Problem description: I would like every line of the records below that contains the word "JSON" copied.

__________________________________________________

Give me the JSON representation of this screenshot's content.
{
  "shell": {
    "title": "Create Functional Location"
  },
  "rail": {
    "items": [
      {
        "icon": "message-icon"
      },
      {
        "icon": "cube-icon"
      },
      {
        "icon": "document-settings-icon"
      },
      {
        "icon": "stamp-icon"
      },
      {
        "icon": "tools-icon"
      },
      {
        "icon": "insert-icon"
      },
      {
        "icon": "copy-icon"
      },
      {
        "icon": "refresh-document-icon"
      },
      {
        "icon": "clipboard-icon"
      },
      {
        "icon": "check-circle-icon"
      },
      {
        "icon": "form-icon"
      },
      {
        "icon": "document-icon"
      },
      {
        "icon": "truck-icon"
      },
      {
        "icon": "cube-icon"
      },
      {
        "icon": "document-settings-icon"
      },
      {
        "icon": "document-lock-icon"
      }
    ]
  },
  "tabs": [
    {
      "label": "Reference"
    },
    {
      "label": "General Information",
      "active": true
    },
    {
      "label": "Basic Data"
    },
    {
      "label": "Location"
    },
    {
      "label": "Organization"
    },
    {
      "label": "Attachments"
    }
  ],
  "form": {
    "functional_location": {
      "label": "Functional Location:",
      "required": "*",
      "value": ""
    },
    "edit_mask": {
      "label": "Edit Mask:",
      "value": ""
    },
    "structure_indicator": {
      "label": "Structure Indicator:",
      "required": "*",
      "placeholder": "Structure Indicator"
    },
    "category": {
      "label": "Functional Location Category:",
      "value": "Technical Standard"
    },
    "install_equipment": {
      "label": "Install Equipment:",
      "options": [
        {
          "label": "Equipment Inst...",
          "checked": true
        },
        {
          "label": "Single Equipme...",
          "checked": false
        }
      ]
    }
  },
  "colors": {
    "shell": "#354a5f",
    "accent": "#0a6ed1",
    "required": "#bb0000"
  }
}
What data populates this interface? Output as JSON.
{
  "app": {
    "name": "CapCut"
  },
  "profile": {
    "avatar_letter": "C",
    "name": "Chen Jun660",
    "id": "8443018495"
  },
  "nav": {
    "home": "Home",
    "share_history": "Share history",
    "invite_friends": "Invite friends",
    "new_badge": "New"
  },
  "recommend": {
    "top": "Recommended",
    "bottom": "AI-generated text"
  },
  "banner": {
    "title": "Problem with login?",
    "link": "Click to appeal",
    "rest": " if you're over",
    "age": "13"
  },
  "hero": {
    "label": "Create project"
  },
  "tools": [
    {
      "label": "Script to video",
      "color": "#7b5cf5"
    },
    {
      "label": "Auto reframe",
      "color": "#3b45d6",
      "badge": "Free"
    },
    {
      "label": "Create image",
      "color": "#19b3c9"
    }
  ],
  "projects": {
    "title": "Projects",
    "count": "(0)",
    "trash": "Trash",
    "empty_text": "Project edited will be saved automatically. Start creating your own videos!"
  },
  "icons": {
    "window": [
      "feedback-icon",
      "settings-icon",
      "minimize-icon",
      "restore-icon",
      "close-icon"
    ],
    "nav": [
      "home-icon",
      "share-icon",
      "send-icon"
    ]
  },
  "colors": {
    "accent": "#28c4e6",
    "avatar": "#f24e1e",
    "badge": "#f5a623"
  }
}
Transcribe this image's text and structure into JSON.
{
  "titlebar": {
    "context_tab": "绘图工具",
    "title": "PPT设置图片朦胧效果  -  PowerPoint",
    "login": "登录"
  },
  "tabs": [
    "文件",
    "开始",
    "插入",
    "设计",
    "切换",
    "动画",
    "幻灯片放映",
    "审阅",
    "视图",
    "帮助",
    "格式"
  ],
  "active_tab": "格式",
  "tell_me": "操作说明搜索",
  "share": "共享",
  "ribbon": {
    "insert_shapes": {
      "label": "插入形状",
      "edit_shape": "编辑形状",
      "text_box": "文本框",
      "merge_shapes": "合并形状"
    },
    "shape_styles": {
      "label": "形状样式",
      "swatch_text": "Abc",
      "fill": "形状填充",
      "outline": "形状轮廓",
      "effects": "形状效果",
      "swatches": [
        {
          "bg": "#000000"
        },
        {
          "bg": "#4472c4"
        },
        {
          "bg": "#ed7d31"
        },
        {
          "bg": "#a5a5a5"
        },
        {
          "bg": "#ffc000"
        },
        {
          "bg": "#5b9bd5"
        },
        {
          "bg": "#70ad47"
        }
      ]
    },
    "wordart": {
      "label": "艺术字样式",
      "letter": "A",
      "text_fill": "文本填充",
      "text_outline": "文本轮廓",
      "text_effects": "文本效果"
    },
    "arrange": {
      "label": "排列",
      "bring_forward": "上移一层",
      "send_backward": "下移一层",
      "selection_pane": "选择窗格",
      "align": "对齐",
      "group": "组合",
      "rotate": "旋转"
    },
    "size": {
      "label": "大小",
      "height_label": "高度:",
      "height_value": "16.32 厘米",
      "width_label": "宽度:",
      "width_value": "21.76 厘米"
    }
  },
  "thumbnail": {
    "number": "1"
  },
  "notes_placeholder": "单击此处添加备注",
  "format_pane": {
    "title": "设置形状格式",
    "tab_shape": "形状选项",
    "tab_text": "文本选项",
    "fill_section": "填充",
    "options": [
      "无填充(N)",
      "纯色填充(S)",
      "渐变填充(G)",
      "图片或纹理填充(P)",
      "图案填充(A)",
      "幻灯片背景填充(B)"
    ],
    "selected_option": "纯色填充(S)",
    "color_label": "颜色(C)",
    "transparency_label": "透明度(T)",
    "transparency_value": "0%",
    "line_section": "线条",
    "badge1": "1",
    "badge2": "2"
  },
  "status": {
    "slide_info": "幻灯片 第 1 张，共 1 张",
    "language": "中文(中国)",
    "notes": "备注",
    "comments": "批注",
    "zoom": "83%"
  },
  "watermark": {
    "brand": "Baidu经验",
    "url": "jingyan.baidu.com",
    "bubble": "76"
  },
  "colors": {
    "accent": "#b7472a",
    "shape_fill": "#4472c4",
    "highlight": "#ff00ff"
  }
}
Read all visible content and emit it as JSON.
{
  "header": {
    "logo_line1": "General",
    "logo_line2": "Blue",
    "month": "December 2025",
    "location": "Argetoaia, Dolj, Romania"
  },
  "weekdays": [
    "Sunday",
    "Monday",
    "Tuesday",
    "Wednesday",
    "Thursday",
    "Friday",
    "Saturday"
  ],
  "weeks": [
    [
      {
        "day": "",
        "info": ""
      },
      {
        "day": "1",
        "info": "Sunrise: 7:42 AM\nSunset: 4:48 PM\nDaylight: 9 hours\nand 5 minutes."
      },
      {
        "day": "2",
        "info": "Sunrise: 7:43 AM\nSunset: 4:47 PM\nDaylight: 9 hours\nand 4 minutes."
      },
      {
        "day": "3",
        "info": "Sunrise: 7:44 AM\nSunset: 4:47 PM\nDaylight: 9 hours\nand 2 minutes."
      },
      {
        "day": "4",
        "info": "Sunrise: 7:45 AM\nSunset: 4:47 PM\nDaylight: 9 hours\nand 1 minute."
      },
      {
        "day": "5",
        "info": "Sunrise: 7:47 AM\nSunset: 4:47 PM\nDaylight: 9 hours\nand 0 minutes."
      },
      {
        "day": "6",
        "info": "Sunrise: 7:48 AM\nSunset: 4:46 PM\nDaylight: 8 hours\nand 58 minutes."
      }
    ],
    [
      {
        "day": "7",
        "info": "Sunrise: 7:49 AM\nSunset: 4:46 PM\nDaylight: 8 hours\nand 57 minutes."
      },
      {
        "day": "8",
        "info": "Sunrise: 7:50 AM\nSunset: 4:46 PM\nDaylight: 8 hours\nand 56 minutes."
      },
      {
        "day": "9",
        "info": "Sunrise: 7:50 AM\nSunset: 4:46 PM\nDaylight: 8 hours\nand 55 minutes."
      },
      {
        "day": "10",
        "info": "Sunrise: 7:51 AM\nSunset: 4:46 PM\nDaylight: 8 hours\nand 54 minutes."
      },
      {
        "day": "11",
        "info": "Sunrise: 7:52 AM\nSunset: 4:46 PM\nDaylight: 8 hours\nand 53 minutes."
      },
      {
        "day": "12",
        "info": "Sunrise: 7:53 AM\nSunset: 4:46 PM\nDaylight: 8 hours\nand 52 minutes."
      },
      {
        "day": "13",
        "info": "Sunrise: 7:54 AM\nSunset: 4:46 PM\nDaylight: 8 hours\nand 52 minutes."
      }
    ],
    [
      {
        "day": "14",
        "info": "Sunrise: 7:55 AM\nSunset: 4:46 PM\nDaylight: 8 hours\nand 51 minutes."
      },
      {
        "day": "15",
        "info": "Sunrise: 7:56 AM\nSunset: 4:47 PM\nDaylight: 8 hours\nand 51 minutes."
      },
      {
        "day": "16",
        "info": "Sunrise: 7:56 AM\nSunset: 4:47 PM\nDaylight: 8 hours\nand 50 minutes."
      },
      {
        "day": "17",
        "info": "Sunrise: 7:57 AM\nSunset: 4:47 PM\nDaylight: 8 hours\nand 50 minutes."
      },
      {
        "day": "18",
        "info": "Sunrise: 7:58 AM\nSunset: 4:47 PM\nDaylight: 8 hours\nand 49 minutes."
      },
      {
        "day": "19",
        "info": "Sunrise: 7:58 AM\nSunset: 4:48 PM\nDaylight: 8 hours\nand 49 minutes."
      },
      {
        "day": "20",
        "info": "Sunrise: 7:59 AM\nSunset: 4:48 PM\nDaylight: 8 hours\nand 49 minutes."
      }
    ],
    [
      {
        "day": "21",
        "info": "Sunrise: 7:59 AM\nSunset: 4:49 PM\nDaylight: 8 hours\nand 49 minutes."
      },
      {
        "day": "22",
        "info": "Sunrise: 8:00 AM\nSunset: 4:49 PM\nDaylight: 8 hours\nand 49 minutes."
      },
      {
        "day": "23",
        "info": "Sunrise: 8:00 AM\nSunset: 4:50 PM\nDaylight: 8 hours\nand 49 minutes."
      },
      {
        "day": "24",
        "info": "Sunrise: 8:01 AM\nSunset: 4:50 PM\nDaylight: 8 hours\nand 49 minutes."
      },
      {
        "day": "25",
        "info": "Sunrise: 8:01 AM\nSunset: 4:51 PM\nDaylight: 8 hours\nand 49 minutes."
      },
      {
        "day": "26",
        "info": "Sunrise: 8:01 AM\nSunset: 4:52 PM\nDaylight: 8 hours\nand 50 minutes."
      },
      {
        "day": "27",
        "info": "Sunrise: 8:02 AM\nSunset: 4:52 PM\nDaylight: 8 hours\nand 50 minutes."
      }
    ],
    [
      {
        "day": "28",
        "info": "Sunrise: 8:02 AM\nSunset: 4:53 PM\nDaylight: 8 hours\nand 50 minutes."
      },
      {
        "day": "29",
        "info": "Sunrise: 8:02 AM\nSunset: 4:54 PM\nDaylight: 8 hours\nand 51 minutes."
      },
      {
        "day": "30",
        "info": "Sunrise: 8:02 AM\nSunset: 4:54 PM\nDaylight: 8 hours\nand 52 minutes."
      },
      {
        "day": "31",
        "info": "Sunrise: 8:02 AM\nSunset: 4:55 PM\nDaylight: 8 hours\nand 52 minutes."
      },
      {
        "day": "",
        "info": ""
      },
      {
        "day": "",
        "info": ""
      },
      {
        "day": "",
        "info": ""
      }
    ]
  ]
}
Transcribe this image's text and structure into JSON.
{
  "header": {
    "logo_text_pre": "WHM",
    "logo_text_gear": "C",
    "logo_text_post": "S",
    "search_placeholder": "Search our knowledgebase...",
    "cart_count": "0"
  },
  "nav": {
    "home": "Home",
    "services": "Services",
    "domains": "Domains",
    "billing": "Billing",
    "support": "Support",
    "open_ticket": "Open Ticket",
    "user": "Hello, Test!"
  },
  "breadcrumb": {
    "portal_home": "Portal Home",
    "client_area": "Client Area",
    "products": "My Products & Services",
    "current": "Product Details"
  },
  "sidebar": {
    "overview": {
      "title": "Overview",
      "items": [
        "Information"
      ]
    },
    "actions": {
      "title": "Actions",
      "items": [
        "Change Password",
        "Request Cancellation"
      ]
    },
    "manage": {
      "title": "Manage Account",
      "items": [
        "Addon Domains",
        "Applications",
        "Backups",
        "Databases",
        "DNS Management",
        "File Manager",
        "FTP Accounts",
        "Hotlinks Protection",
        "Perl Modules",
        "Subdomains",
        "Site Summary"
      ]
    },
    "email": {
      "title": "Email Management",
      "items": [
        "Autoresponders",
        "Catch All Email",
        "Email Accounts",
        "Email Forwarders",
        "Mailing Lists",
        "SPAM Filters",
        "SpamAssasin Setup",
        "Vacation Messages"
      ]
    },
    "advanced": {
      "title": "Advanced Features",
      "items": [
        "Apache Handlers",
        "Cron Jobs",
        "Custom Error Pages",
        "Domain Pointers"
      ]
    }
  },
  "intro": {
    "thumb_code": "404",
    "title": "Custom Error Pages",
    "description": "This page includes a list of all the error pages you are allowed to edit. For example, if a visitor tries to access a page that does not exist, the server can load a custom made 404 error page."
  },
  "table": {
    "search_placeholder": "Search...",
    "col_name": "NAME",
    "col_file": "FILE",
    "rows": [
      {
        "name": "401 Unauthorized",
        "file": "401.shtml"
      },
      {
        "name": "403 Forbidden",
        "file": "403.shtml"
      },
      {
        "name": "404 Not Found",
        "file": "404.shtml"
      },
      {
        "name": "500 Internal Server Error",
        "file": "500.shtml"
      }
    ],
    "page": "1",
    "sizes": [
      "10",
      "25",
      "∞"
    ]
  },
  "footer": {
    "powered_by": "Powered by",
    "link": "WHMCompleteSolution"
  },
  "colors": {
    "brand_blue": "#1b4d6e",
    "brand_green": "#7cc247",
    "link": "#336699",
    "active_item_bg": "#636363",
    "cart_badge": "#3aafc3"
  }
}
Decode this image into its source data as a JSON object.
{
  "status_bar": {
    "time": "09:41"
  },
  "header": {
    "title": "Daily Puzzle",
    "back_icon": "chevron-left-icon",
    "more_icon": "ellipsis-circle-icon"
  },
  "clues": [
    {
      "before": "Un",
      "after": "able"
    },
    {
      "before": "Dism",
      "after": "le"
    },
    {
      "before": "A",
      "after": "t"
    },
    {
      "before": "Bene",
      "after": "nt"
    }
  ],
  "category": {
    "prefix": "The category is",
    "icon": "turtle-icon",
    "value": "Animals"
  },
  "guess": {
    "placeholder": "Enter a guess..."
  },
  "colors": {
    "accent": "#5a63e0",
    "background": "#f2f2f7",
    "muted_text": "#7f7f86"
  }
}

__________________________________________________

Exercise result:
Give me the JSON representation of this screenshot's content.
What data populates this interface? Output as JSON.
Transcribe this image's text and structure into JSON.
Read all visible content and emit it as JSON.
Transcribe this image's text and structure into JSON.
Decode this image into its source data as a JSON object.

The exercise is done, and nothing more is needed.